**EXERCISE BRIEF**
Pictures aside, copy every record word for word.

**DATA SUPPLIED**
Segment Open

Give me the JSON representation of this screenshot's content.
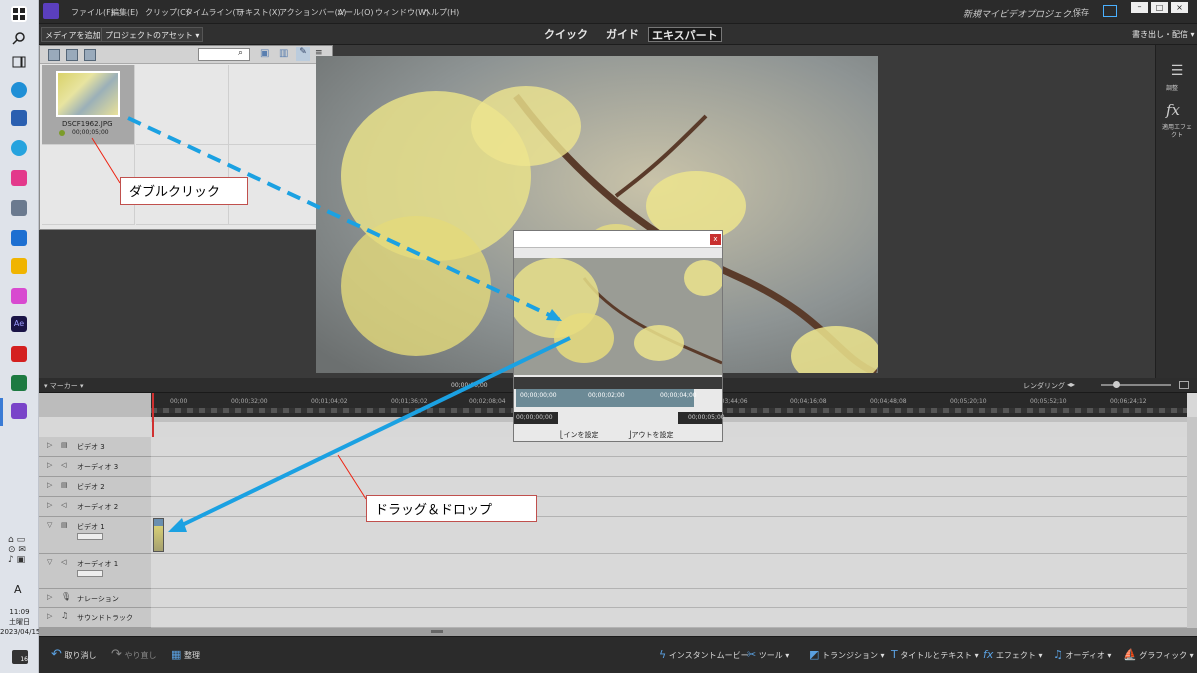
{
  "taskbar": {
    "time": "11:09",
    "day": "土曜日",
    "date": "2023/04/15",
    "ime": "A",
    "notification_count": "16"
  },
  "menu": {
    "items": [
      "ファイル(F)",
      "編集(E)",
      "クリップ(C)",
      "タイムライン(T)",
      "テキスト(X)",
      "アクションバー(A)",
      "ツール(O)",
      "ウィンドウ(W)",
      "ヘルプ(H)"
    ],
    "project_title": "新規マイビデオプロジェク...",
    "save_label": "保存"
  },
  "modes": {
    "quick": "クイック",
    "guide": "ガイド",
    "expert": "エキスパート",
    "add_media": "メディアを追加",
    "project_assets": "プロジェクトのアセット",
    "export": "書き出し・配信"
  },
  "assets": {
    "file_name": "DSCF1962.JPG",
    "duration": "00;00;05;00"
  },
  "right_panel": {
    "adjust": "調整",
    "applied_effects": "適用エフェクト"
  },
  "timeline": {
    "marker": "マーカー",
    "rendering": "レンダリング",
    "current_time": "00;00;00;00",
    "ruler_ticks": [
      "00;00",
      "00;00;32;00",
      "00;01;04;02",
      "00;01;36;02",
      "00;02;08;04",
      "00;03;44;06",
      "00;04;16;08",
      "00;04;48;08",
      "00;05;20;10",
      "00;05;52;10",
      "00;06;24;12"
    ],
    "tracks": [
      "ビデオ 3",
      "オーディオ 3",
      "ビデオ 2",
      "オーディオ 2",
      "ビデオ 1",
      "オーディオ 1",
      "ナレーション",
      "サウンドトラック"
    ]
  },
  "popup": {
    "close": "x",
    "start_time": "00;00;00;00",
    "mid_time": "00;00;02;00",
    "end_time": "00;00;04;00",
    "in_time": "00;00;00;00",
    "out_time": "00;00;05;00",
    "set_in": "インを設定",
    "set_out": "アウトを設定"
  },
  "bottom": {
    "undo": "取り消し",
    "redo": "やり直し",
    "organize": "整理",
    "instant_movie": "インスタントムービー",
    "tools": "ツール",
    "transitions": "トランジション",
    "titles": "タイトルとテキスト",
    "effects": "エフェクト",
    "audio": "オーディオ",
    "graphics": "グラフィック"
  },
  "annotations": {
    "double_click": "ダブルクリック",
    "drag_drop": "ドラッグ＆ドロップ"
  },
  "colors": {
    "accent": "#5b3fbe",
    "arrow": "#1ba1e2",
    "callout_border": "#c0504d"
  }
}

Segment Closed

**REPLY**
Give me the JSON representation of this screenshot's content.
{
  "taskbar": {
    "time": "11:09",
    "day": "土曜日",
    "date": "2023/04/15",
    "ime": "A",
    "notification_count": "16"
  },
  "menu": {
    "items": [
      "ファイル(F)",
      "編集(E)",
      "クリップ(C)",
      "タイムライン(T)",
      "テキスト(X)",
      "アクションバー(A)",
      "ツール(O)",
      "ウィンドウ(W)",
      "ヘルプ(H)"
    ],
    "project_title": "新規マイビデオプロジェク...",
    "save_label": "保存"
  },
  "modes": {
    "quick": "クイック",
    "guide": "ガイド",
    "expert": "エキスパート",
    "add_media": "メディアを追加",
    "project_assets": "プロジェクトのアセット",
    "export": "書き出し・配信"
  },
  "assets": {
    "file_name": "DSCF1962.JPG",
    "duration": "00;00;05;00"
  },
  "right_panel": {
    "adjust": "調整",
    "applied_effects": "適用エフェクト"
  },
  "timeline": {
    "marker": "マーカー",
    "rendering": "レンダリング",
    "current_time": "00;00;00;00",
    "ruler_ticks": [
      "00;00",
      "00;00;32;00",
      "00;01;04;02",
      "00;01;36;02",
      "00;02;08;04",
      "00;03;44;06",
      "00;04;16;08",
      "00;04;48;08",
      "00;05;20;10",
      "00;05;52;10",
      "00;06;24;12"
    ],
    "tracks": [
      "ビデオ 3",
      "オーディオ 3",
      "ビデオ 2",
      "オーディオ 2",
      "ビデオ 1",
      "オーディオ 1",
      "ナレーション",
      "サウンドトラック"
    ]
  },
  "popup": {
    "close": "x",
    "start_time": "00;00;00;00",
    "mid_time": "00;00;02;00",
    "end_time": "00;00;04;00",
    "in_time": "00;00;00;00",
    "out_time": "00;00;05;00",
    "set_in": "インを設定",
    "set_out": "アウトを設定"
  },
  "bottom": {
    "undo": "取り消し",
    "redo": "やり直し",
    "organize": "整理",
    "instant_movie": "インスタントムービー",
    "tools": "ツール",
    "transitions": "トランジション",
    "titles": "タイトルとテキスト",
    "effects": "エフェクト",
    "audio": "オーディオ",
    "graphics": "グラフィック"
  },
  "annotations": {
    "double_click": "ダブルクリック",
    "drag_drop": "ドラッグ＆ドロップ"
  },
  "colors": {
    "accent": "#5b3fbe",
    "arrow": "#1ba1e2",
    "callout_border": "#c0504d"
  }
}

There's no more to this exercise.